Items from a data source
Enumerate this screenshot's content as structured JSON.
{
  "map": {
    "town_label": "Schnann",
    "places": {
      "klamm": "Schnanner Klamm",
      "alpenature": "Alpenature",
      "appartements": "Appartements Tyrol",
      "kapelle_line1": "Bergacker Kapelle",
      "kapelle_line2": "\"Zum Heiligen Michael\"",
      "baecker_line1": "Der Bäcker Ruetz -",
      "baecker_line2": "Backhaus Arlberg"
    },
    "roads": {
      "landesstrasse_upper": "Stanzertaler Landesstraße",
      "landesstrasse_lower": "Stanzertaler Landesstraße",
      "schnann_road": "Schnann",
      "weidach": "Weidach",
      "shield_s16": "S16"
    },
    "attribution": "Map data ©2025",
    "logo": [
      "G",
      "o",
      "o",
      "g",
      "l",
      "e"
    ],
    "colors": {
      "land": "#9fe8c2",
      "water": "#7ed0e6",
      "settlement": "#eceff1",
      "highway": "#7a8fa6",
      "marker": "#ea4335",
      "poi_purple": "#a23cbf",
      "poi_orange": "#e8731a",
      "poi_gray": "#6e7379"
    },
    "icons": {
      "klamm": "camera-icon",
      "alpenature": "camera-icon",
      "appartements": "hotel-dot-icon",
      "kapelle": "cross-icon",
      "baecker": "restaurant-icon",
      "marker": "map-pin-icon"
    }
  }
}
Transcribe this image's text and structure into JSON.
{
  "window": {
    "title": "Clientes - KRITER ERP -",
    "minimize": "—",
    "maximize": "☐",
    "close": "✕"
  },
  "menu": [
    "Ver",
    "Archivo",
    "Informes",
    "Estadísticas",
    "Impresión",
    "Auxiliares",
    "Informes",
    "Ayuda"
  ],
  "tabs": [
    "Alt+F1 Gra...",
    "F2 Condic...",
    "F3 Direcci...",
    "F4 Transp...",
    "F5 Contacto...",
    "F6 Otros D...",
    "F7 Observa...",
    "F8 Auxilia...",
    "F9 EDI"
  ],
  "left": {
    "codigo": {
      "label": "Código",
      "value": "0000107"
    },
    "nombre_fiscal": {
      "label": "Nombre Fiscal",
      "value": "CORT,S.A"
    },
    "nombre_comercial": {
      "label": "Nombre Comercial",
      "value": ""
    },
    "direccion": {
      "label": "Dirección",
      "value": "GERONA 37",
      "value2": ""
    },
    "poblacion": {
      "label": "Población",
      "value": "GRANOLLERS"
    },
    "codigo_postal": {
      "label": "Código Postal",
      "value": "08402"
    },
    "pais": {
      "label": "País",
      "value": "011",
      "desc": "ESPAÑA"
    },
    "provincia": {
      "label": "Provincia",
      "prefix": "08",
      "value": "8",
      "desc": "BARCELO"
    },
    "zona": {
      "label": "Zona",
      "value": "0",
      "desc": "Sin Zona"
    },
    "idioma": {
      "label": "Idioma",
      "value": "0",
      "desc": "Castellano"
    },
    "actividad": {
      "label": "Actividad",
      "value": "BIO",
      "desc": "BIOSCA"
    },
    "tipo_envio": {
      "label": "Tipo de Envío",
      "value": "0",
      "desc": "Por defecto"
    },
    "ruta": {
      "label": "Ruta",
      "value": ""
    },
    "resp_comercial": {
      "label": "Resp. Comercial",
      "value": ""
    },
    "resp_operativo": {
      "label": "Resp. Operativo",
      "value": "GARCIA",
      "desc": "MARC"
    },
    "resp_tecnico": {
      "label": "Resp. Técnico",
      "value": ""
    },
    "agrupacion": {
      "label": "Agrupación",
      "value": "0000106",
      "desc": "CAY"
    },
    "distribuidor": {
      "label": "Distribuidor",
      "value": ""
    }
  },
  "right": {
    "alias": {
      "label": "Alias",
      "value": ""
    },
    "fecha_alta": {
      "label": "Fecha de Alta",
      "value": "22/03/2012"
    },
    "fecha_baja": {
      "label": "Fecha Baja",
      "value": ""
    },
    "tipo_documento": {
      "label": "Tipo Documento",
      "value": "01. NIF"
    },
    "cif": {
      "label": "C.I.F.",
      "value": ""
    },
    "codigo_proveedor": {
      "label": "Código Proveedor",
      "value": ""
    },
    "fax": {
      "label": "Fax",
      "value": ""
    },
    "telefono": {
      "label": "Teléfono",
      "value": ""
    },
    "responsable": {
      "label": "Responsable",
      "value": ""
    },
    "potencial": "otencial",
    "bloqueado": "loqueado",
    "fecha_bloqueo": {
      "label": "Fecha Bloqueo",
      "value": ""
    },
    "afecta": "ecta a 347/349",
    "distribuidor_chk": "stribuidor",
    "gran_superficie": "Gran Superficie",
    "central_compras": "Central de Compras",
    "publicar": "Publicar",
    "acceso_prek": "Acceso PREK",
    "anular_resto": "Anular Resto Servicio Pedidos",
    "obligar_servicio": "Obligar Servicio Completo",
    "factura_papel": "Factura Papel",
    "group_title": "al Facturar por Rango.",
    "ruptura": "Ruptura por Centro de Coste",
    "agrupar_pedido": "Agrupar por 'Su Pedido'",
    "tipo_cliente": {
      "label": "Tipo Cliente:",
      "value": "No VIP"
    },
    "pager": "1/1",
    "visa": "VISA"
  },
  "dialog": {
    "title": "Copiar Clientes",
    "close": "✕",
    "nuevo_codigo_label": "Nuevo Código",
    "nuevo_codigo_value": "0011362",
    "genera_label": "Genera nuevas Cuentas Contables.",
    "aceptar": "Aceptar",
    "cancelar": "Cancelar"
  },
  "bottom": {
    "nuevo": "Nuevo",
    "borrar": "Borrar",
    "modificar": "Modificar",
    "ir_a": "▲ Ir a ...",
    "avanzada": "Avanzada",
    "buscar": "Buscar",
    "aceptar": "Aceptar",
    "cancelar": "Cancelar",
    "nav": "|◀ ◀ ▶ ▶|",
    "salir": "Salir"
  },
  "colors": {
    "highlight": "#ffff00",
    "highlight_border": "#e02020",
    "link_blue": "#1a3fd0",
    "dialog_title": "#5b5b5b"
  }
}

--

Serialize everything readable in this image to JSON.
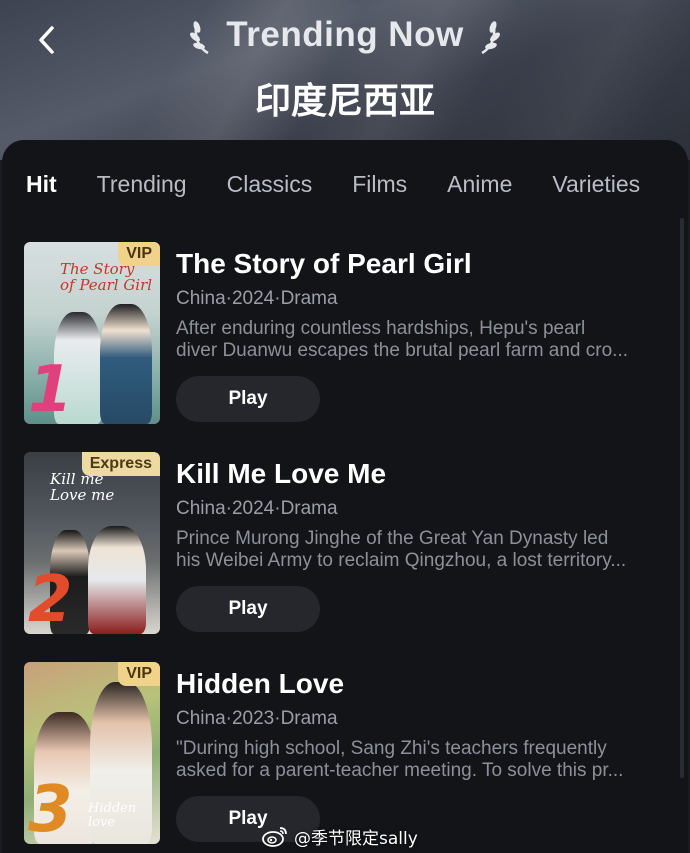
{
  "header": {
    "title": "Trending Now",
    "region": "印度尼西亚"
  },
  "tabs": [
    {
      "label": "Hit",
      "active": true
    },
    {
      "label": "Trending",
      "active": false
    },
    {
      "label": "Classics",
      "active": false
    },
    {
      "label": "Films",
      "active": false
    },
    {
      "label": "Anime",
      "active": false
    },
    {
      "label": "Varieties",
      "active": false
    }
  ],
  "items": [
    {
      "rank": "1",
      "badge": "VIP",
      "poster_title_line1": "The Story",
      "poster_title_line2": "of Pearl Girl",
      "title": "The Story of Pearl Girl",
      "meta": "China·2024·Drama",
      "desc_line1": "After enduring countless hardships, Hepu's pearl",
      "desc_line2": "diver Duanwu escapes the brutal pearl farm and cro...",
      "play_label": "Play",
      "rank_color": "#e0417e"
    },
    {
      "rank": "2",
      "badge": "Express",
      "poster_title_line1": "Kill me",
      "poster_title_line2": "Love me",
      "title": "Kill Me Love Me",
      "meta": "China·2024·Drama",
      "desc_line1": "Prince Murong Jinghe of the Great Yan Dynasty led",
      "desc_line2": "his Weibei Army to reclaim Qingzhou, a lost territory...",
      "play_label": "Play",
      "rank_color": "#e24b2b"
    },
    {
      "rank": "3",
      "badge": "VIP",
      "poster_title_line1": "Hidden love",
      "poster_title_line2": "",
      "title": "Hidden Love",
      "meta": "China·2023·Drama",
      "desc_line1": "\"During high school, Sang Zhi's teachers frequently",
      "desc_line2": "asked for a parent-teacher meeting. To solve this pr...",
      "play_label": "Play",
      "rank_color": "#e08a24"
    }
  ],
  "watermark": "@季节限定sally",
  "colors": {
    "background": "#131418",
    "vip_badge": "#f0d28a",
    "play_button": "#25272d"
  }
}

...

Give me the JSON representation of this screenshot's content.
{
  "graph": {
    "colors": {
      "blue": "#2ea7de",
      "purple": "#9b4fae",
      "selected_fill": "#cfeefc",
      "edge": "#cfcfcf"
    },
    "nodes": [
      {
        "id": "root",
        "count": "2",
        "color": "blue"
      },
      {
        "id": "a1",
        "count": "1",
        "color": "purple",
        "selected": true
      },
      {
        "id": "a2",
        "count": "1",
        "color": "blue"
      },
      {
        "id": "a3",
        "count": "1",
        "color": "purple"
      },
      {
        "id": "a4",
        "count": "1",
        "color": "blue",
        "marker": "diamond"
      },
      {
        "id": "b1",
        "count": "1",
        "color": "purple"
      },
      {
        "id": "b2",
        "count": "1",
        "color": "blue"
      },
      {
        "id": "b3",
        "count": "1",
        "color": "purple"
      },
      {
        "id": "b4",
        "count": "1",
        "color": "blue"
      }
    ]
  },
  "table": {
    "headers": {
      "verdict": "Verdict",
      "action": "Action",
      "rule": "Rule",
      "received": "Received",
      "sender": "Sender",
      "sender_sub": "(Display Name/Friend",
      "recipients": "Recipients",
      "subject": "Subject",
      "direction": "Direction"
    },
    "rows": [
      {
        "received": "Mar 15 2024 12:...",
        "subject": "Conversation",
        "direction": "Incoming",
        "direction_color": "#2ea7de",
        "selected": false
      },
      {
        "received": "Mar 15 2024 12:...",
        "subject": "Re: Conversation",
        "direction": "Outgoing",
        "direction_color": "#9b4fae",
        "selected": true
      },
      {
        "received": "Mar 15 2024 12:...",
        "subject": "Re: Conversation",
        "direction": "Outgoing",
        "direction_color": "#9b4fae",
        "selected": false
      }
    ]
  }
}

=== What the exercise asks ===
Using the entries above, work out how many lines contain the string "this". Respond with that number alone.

=== Answer space ===
5